Around the world, approximately 38.4% of people will be diagnosed with cancer within their lifetime. The universality of cancer is staggering, making research for treatments and cures a well-recognized priority. Among the many drugs and alternative treatments undergoing clinical trial is a surprising plant most commonly known for its decorative use: mistletoe.
In Europe, mistletoe has been used since the 1920’s to treat various cancers. For cancer treatment, the plant is distilled into an extract and administered via injections underneath the skin. Mistletoe treatment has been known to increase rates of survival, improve quality of life, reduce unpleasant side effects of chemotherapy, and boost the immune system in cancer patients. Because of these positive results, mistletoe injections are now one of the most widely studied complementary and alternative cancer therapies. In Europe, results are so favorable that mistletoe is among the most frequently prescribed cancer treatments.
The trend has finally reached the U.S., garnering attention from respected institutions including Johns Hopkins Medicine, which is conducting a clinical trial on the effectiveness of mistletoe injections for cancer patients. While studies work to quantify the benefits of mistletoe, many practitioners have anecdotal evidence of the power of this plant, specifically in patients with breast, ovarian, or endometrial cancer. A few years ago, Dr. Luis Diaz, an oncologist at Johns Hopkins School of Medicine, worked with a breast cancer patient who opted for mistletoe injections. Dr. Diaz reported that, soon after starting the treatment, his patient felt better and saw an increase in energy.
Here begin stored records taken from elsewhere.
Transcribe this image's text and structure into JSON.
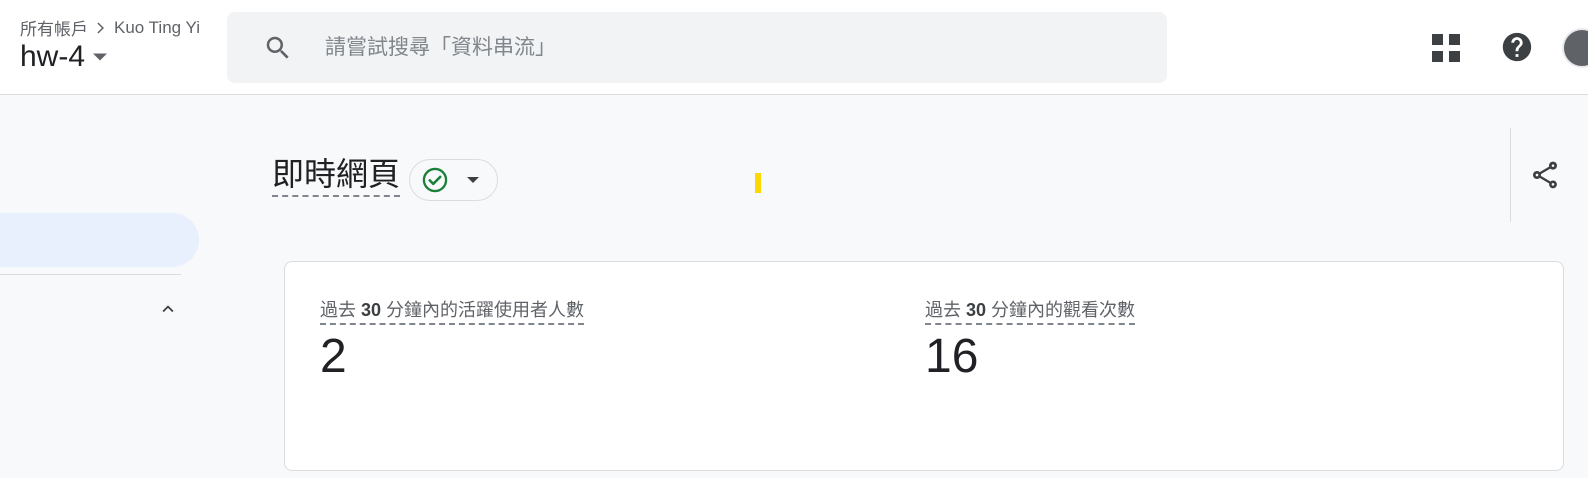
{
  "header": {
    "breadcrumb_root": "所有帳戶",
    "breadcrumb_account": "Kuo Ting Yi",
    "property_name": "hw-4"
  },
  "search": {
    "placeholder": "請嘗試搜尋「資料串流」"
  },
  "page": {
    "title": "即時網頁"
  },
  "metrics": [
    {
      "label_prefix": "過去 ",
      "label_number": "30",
      "label_suffix": " 分鐘內的活躍使用者人數",
      "value": "2"
    },
    {
      "label_prefix": "過去 ",
      "label_number": "30",
      "label_suffix": " 分鐘內的觀看次數",
      "value": "16"
    }
  ],
  "colors": {
    "accent_bg": "#e8f0fe",
    "status_green": "#188038",
    "highlight_yellow": "#fcd800"
  },
  "icons": {
    "search": "search-icon",
    "apps": "apps-grid-icon",
    "help": "help-icon",
    "share": "share-icon",
    "status": "check-circle-icon"
  }
}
This patient’s positive results, and the encouraging results of other cancer patients who have received mistletoe injections, may be due to a boost in the immune system. By stimulating the body’s natural disease-fighting mechanisms, mistletoe can inhibit the growth of cancer cells and generally improve the quality of life for those undergoing intense treatments such as chemotherapy.
While chemo can be a very effective treatment for fighting cancer, the side effects are often serious to the point of severely affecting everyday life. Many patients undergoing chemotherapy experience nausea, vomiting, gastrointestinal issues, numbness, extreme fatigue, hair loss, infection, anemia, susceptibility to bruising and bleeding, and more. Not every patient experiences all of these side effects, and the degree of severity varies depending on several factors, but chemo is certainly unpleasant for most patients who undergo treatment.
The possibility that mistletoe injections mitigate some of these side effects is its primary benefit. Some studies have found that patients receiving mistletoe alongside their chemotherapy experienced reduced side effects, including a decrease in nausea, numbness, fatigue, and even hair loss.
Denver Holistic Medicine is excited to now offer this therapy to its patients undergoing cancer treatments. After a detailed consultation, Dr. Sturm may prescribe mistletoe injections as part of a comprehensive treatment plan that may also include herbal supplements, nutritional consultation, acupuncture, and lifestyle changes. Though each individual patient is unique, she typically recommends that patients receive mistletoe injections 2-3 times per week.
Like any treatment, mistletoe injections do have potential side effects of their own including vomiting, diarrhea, and cramping. From the research conducted so far, these side effects appear to be minimal and are not life-threatening.
If you are experiencing breast, ovarian, or endometrial cancer (or any other type of cancer), and want to learn more about mistletoe injections, contact Denver Holistic Medicine. By considering your health and lifestyle as a whole, Dr. Sturm and her team will evaluate the best course of treatment for you, starting you on the path to wellness.